THE NIGERIAN MEDIA INDUSTRY, INTERNET REVOLUTION AND COMPETITION FOR ADVERT
In one of its special reports: The News Industry, July 9th 2011, The Economist of London look critically at the future of print media (the newspaper), it observed that the internet, especially, the social media (Blogs, Twitter, Facebook, Google, etc.) has revolutionarised news as we knew it, and warns that more changes are in the offing. The survey observed that there is a gradual decline in the news paper business in the developed parts of the world, while emerging countries such as India, China, Brazil, and South Africa are experience growth in the sector. This, the special report observed, is partially because of the penetration of the internet and economic growth. While developed countries economies are passing through tumultuous period, those of the emerging countries are prospering, while the use of internet is high in the developed countries, it is lower in the emerging world. The internet revolution has also a propound effect on advertisement revenue, the most important source of funds for most papers, by reducing the amount of advert revenue that is going to print media as it directed some of it towards internet advertisement. To quote the words of the survey, “Clearly something dramatic has happened to the news business. That something is, of course, the internet, which has disrupted this industry just as it has disrupted so many others. By undermining advertising revenue, making news reports a commodity and blurring the boundaries between previously distinct news organizations, the internet has upended newspapers’ traditional business model.”

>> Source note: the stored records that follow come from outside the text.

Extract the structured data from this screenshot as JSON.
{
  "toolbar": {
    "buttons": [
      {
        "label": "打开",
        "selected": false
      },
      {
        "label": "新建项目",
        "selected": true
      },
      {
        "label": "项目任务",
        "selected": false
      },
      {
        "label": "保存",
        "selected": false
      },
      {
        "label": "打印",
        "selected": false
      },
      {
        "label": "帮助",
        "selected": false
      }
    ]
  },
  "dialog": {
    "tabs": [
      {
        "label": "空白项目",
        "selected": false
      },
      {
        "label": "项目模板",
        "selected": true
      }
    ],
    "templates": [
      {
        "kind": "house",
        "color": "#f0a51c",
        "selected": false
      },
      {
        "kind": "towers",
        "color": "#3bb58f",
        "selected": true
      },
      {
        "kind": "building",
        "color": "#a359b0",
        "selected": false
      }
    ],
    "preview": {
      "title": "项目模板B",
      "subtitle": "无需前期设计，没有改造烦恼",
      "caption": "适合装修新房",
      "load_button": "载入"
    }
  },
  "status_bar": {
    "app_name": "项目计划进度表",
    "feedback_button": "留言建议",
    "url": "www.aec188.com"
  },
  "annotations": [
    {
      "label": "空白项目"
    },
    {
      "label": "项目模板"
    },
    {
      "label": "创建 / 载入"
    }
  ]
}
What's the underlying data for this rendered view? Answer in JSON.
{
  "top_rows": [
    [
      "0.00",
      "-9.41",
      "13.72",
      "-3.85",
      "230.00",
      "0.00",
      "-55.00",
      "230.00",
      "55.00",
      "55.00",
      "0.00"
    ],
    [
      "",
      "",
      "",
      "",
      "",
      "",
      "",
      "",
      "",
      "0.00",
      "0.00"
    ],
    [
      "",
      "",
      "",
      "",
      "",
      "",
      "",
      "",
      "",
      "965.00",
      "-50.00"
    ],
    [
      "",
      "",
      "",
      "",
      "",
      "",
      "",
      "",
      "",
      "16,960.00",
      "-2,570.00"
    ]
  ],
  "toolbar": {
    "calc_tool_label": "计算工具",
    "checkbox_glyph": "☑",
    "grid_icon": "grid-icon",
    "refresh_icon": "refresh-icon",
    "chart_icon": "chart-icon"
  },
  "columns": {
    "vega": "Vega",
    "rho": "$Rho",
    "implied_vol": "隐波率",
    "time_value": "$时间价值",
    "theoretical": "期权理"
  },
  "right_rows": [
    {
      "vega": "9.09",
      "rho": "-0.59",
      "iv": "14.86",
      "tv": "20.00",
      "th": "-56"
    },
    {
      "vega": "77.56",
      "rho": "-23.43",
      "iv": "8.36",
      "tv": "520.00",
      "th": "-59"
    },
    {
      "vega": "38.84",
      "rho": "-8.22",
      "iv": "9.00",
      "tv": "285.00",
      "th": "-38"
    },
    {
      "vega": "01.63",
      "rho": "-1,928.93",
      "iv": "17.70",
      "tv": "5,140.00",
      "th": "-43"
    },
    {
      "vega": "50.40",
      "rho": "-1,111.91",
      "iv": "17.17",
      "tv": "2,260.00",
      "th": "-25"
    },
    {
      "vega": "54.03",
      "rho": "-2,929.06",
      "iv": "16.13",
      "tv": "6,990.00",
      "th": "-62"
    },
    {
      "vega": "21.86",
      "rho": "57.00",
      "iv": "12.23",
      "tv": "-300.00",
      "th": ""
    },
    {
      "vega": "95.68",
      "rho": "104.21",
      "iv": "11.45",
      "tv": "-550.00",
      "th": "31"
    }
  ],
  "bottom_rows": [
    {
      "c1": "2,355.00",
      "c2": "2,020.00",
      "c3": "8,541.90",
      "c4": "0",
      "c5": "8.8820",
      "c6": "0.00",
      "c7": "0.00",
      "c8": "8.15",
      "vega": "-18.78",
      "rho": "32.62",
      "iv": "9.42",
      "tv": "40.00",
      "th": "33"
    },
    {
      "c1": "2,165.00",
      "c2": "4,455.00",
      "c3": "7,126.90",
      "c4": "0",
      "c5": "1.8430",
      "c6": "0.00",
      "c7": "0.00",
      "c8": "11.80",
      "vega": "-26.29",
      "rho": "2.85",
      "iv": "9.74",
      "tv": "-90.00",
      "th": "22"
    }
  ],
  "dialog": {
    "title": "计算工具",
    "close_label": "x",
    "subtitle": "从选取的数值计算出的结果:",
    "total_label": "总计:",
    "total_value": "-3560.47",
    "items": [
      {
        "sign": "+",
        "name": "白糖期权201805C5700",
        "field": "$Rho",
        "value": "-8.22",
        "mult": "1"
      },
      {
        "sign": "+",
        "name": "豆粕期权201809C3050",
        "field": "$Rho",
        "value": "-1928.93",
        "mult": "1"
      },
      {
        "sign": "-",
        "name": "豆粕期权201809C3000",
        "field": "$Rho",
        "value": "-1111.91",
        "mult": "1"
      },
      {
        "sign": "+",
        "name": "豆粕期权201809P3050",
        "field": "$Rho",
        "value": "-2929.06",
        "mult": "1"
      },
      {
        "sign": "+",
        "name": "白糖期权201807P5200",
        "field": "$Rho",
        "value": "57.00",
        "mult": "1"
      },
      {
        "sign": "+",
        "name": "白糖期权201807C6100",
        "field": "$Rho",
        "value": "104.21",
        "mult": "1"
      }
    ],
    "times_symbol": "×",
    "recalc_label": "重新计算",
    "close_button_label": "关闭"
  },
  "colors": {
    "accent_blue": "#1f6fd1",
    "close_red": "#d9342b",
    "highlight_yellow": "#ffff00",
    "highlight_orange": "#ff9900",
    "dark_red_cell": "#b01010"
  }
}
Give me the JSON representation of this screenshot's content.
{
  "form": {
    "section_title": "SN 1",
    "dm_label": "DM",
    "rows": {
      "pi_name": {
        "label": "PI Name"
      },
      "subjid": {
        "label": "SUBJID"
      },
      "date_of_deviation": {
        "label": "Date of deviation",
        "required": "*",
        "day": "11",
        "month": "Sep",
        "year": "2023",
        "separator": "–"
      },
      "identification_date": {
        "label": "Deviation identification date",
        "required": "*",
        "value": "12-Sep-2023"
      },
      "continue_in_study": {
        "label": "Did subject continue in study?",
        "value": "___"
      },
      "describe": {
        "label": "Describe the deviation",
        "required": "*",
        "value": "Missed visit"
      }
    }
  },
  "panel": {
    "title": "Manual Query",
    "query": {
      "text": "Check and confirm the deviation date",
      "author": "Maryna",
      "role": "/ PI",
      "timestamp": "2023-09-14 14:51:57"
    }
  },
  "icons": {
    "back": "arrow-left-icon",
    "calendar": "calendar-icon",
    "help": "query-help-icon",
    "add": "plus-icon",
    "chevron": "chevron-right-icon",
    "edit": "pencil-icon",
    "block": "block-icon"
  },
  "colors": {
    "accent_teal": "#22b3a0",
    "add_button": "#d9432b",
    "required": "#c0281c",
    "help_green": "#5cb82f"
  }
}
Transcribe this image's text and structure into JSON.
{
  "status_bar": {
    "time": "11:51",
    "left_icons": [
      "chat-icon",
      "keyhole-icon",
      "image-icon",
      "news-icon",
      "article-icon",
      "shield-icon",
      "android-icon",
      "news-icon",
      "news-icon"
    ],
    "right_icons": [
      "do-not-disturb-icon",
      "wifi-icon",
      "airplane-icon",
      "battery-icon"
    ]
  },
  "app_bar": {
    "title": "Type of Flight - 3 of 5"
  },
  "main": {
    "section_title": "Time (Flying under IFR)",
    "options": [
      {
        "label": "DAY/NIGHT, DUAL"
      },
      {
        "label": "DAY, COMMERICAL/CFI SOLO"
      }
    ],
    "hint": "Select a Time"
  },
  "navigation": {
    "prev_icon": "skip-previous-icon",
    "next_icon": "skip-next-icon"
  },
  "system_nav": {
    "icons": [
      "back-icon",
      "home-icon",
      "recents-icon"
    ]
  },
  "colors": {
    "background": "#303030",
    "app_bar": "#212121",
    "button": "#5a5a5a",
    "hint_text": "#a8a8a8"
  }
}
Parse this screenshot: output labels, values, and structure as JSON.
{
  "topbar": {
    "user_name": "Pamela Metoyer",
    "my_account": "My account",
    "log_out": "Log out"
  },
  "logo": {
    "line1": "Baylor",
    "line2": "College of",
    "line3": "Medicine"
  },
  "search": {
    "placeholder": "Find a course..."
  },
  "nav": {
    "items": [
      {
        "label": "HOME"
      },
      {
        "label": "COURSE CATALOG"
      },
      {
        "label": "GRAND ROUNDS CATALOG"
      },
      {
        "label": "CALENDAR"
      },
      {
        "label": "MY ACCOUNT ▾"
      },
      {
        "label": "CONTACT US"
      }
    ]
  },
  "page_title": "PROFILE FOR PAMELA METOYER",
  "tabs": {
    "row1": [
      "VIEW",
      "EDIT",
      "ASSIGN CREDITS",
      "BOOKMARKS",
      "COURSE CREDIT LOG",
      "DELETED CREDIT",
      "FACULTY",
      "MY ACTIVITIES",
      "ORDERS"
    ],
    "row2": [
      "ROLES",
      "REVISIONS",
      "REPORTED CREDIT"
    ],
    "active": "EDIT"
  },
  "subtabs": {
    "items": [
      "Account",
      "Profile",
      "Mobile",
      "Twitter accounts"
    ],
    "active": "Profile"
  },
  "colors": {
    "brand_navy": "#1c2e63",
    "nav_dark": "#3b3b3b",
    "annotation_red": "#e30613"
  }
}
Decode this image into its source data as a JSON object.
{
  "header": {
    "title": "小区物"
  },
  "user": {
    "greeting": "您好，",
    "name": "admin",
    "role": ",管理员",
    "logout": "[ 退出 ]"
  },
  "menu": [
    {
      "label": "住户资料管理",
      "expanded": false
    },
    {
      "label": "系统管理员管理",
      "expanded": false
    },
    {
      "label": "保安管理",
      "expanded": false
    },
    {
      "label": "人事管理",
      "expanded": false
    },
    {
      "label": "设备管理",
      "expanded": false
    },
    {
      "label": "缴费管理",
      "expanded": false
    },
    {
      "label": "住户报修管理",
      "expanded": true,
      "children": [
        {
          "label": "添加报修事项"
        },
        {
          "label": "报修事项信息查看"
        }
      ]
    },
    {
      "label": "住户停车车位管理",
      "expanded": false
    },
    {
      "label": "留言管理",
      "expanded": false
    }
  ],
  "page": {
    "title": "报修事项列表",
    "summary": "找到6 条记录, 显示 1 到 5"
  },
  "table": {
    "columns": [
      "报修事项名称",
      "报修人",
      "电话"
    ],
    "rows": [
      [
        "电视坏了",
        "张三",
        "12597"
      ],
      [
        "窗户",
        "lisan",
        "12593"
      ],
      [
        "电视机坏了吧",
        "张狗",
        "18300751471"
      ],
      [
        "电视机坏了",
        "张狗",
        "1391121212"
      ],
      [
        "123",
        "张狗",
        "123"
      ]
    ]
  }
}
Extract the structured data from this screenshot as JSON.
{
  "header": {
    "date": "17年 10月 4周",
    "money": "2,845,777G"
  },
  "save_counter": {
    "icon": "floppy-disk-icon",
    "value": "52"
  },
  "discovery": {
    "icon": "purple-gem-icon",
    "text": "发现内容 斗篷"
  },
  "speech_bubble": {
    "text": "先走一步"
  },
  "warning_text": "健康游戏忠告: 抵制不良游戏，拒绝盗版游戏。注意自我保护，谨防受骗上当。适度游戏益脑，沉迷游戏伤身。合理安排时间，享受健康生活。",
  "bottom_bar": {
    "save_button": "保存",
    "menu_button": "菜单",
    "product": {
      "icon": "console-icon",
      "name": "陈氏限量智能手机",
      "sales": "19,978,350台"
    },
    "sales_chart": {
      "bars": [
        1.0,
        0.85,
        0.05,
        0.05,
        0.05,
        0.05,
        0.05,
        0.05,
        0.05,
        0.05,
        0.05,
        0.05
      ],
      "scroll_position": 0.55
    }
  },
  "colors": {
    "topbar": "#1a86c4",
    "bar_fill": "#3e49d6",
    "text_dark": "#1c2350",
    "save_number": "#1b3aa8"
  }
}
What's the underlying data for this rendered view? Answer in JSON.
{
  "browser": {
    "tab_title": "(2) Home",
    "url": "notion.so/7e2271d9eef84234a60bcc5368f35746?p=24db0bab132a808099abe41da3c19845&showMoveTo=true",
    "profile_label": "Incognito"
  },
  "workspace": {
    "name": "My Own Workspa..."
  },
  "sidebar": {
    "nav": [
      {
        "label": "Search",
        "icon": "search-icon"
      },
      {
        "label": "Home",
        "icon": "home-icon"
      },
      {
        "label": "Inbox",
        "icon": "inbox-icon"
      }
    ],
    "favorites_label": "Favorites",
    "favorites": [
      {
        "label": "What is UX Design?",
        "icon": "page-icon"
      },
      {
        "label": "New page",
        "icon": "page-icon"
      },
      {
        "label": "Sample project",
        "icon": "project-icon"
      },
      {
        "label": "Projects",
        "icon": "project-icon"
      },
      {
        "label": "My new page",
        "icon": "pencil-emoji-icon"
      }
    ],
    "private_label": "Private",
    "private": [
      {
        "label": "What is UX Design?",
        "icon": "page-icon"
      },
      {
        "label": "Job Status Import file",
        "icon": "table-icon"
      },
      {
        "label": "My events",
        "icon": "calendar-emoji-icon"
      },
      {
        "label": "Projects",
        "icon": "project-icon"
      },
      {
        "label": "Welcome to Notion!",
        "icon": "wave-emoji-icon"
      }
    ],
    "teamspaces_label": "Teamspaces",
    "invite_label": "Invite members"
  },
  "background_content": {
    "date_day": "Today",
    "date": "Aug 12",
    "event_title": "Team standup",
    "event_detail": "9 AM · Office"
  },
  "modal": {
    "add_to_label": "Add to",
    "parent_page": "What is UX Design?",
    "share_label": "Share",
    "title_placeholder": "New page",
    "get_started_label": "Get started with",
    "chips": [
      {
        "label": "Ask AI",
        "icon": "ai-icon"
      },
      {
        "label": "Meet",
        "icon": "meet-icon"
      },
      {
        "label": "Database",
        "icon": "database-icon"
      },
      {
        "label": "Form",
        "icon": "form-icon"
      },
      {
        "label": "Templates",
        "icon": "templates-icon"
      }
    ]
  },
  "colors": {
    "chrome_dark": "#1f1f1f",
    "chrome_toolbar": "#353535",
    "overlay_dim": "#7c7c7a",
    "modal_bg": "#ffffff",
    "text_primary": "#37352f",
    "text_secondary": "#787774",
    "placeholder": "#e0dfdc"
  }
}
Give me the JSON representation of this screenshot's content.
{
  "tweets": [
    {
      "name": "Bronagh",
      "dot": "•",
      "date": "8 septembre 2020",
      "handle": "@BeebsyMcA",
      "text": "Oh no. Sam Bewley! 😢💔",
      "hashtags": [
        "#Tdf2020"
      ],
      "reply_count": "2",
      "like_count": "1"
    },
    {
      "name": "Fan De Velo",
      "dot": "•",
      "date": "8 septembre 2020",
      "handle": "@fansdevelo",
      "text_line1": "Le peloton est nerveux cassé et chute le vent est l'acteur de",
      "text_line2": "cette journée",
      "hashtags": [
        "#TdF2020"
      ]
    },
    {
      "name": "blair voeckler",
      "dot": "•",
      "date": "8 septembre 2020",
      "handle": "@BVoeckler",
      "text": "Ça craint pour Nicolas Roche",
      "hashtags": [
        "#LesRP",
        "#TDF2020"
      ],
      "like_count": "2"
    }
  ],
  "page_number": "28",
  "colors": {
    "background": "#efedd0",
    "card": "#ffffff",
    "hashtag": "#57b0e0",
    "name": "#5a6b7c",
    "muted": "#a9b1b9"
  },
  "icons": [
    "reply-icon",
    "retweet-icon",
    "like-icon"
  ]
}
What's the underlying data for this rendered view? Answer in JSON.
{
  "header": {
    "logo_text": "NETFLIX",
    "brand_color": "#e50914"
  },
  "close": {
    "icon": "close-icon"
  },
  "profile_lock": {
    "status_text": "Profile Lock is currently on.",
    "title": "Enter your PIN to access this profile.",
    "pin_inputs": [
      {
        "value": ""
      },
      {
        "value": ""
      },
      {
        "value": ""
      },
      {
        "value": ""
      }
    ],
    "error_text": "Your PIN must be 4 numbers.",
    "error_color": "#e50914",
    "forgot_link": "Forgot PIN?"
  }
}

Though Nigeria media industry falls under the emerging economies, who are experiencing high economic growth, the industry will no doubt be affected by the internet revolution, in fact this has already been happening. The increase in the total number of online media such as Gamji, Sahara reporters, Nigerian village square, and others like Nigerians in America is a pointer to this trend, not to mention the hundreds of blogging sites that appear on the horizon. Recently, Nigeria was ranked among the top five countries with dominance in internet usage by means of mobile devises; this is another indication of the many threats internet can bring to the Nigerian newspaper industry. As the power supply improves and major telecommunication companies in Nigeria made the promised infrastructural investment to boost internet access, the percentage of Nigerians with access to the internet will jump making Nigeria to follow in the examples of China and India. With this scenario taking place, local internet giants will spring up in Nigeria, like is currently happening in China, India, and Russia; making the migration of advert to internet more prominent. TV, radio and out door advert have, for many years, been the major competitor to the print media in term of advert generation, and looking at demography and socio-economic set up of Nigeria, they will continue to be in the foreseeable future. The fact that about two third of Nigerian newspapers income is coming from advertising will continue to make soliciting for advert highly competitive and unethical practices in order to get advert the order of the day.
But, one major stumbling bloc that continues to act as hindrance to the development of unbiased media in Nigeria is the ability of advertisers to use their power to influences editorial content in many of Nigeria’s newspapers. Because of the fear of reduction in advert revenue many papers allowed politicians and corporate bodies to influence their news reportage. This must stop if the Nigeria media industry is to maintain it good name, which put it above other media industries across Africa, who are held hostage by their country’s governments. Despite the grim future for the print media world wide, as a result of competition from the internet, Nigeria’s print media is going to witness growth in advert revenue. This is for the simple fact that Nigerian economy is currently witnessing growth, and as the economy prosper the number of advertisement placed by corporate bodies and government will increase, putting the print media in better position to generate more revenue and jobs. Another major area for growth in revenues is circulation, as the economy moves forward as expected; the number of middle income earners will increase thereby boosting the number of people with the pocket power to buy a daily newspaper. This scenario is currently taking place in India and China, where millions of people are being lifted out of poverty, giving them the power to buy luxury things such as a daily newspaper. Though, Nigerian newspapers relied on advert for most of their incomes, circulation is going to provide increasing revenue for those that made the critical investments necessary to tap it. For example, more than 70% of newspapers revenues in Japan comes from daily circulation not advert, but this did not come as a surprise, as one of Japan top daily papers has a daily circulation of up to 10 million copies.
Like is currently been experimented elsewhere around the world, very soon we will start to see Nigerian papers charging for some aspect of their online news, despite the not so successful experimentation of the Punch Newspaper. But as we are witnessing now, competition for online advert will intensify concurrently with that of the print paper. As the industry grows and competition intensifies, one may not rule out the possibility of merger and acquisition in the print media, as investor pours money to benefit from the expected part profits. The special report of the Economist concluded, thus: “The biggest shift is that journalism is no longer the exclusive preserve of journalist. Ordinary people are playing a more active role in the news system, along with a host of technology firms, news start-ups and not for profit groups. Social media are certainly not a fad, and their impact is only just beginning to be felt…….Successful media organizations will be the ones that accept this new reality. They need to reorient themselves towards serving readers rather than advertisers, embrace social features and collaboration, get off political and moral high horses and stop trying to erect barriers around journalism to protect their position. The digital future of news has much in common with its chaotic, ink-stained past.”